## WORK REQUIRED
Print all entries below exactly, without images.

## INPUT
▬▬▬
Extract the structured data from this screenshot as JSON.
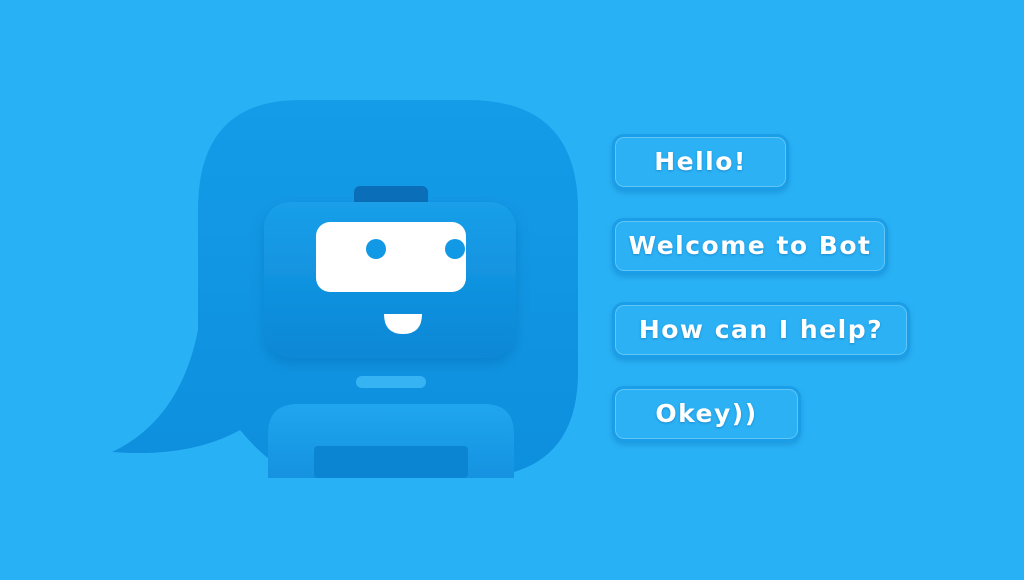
{
  "chat": {
    "messages": [
      {
        "text": "Hello!"
      },
      {
        "text": "Welcome to Bot"
      },
      {
        "text": "How can I help?"
      },
      {
        "text": "Okey))"
      }
    ]
  },
  "colors": {
    "background": "#29b1f5",
    "bubble": "#1199e6",
    "bubble_shade": "#0e8ed9",
    "face_panel": "#0b8fe0",
    "screen": "#ffffff",
    "eyes": "#1199e6"
  },
  "icons": {
    "robot": "chatbot-robot-icon",
    "speech_bubble": "speech-bubble-icon"
  }
}
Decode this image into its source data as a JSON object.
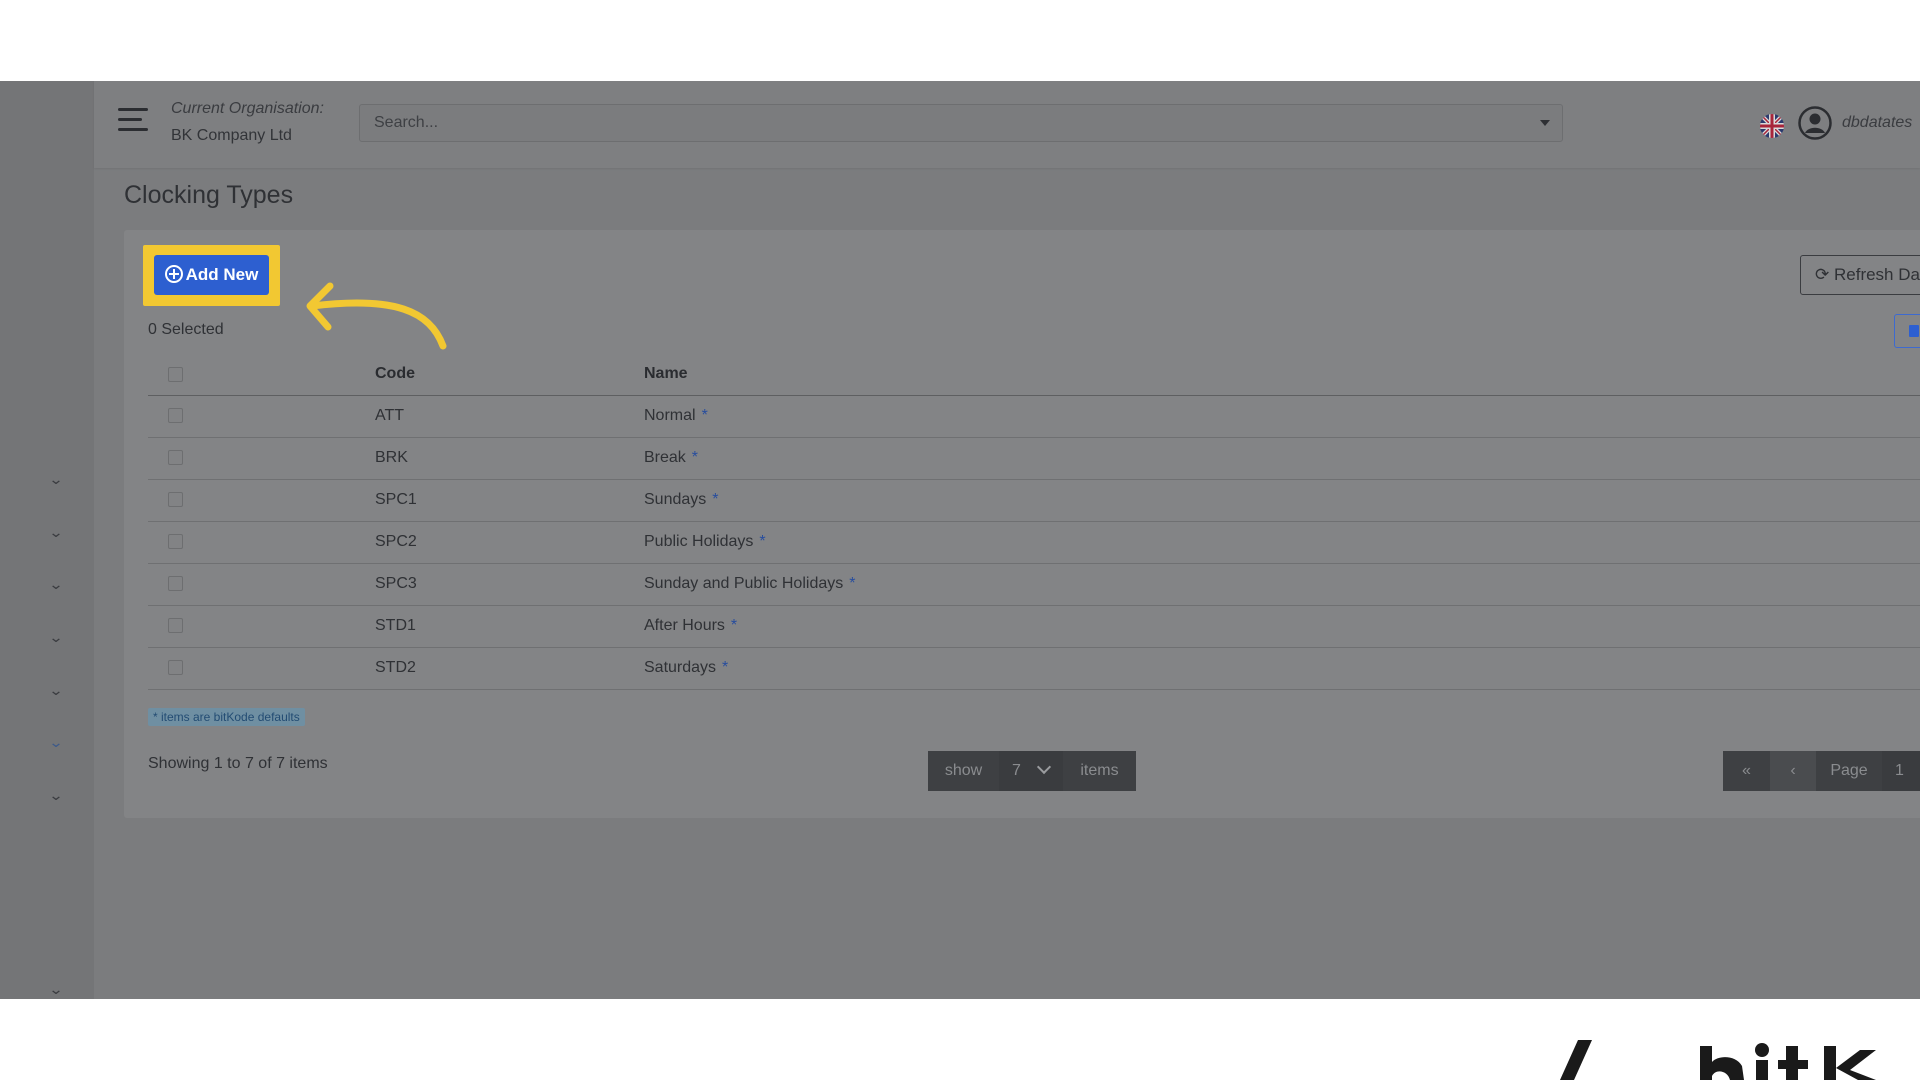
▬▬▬
## EXERCISE OUTPUT
Extract the structured data from this screenshot as JSON.
{
  "chat": {
    "messages": [
      {
        "text": "Hello!"
      },
      {
        "text": "Welcome to Bot"
      },
      {
        "text": "How can I help?"
      },
      {
        "text": "Okey))"
      }
    ]
  },
  "colors": {
    "background": "#29b1f5",
    "bubble": "#1199e6",
    "bubble_shade": "#0e8ed9",
    "face_panel": "#0b8fe0",
    "screen": "#ffffff",
    "eyes": "#1199e6"
  },
  "icons": {
    "robot": "chatbot-robot-icon",
    "speech_bubble": "speech-bubble-icon"
  }
}
Decode this image into its source data as a JSON object.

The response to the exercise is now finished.